| On a tractor with magneto ignition, there is no need for an ignition switch because the magneto is not wired into the battery circuit in any way. If you have a Wico X magneto, (which was a replacement magneto), there might be a terminal for a "kill switch". It should "ground out" the mag. However, the early tractors originally had Wico C mags, which didn't have that "ground terminal". You were supposed to shut off the fuel (I'm talking about old fashioned, heavy "distillate" fuel, now) and let the carb run out of fuel. Then you would drain the carburetor bowl of "tractor fuel" so that the next morning you could turn on the "gasoline tank" and start the tractor on gasoline. Then when it warmed up, you'd switch to the "tractor fuel" tank. Then repeat the procedure the next time you shut it off. My question to the "IDIOT" who wrote the manual is, why can't you just switch back to the gasoline tank on your way back to the barn so that by the time you get there, there would be pure gasoline in the carburetor bowl, and you would be all set for the next morning? Sheesh!!|
Anyway, by the time the Wico X magneto was designed, many of the tractors were already designed for gasoline only, and a more "sane" way to shut them off was desired, hence the switch. And nowadays, when we run ALL of them on gasoline, it makes perfect sense to have a "kill switch" that merely "grounds" the mag. If you have a Wico C mag, then adjust your throttle linkage so that when you pull the handle all the way back, the engine stalls.

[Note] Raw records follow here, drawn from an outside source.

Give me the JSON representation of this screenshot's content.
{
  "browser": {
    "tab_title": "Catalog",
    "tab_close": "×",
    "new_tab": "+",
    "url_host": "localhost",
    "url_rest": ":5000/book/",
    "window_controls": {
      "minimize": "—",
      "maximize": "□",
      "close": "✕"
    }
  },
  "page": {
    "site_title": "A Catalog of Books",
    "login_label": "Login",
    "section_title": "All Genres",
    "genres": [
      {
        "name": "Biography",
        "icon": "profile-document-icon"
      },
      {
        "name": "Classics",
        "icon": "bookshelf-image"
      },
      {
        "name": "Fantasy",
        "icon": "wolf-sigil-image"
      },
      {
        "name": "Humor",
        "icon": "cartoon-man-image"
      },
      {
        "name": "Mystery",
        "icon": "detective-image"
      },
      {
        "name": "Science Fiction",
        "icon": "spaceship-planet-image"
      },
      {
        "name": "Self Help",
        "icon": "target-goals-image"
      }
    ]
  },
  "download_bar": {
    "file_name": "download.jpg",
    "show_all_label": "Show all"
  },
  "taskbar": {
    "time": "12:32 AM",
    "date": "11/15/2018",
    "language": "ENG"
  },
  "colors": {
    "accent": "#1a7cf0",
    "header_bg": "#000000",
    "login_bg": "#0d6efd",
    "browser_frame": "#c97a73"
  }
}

Did I make sense, or did my "pontifficating" about that "idiot" get in the way?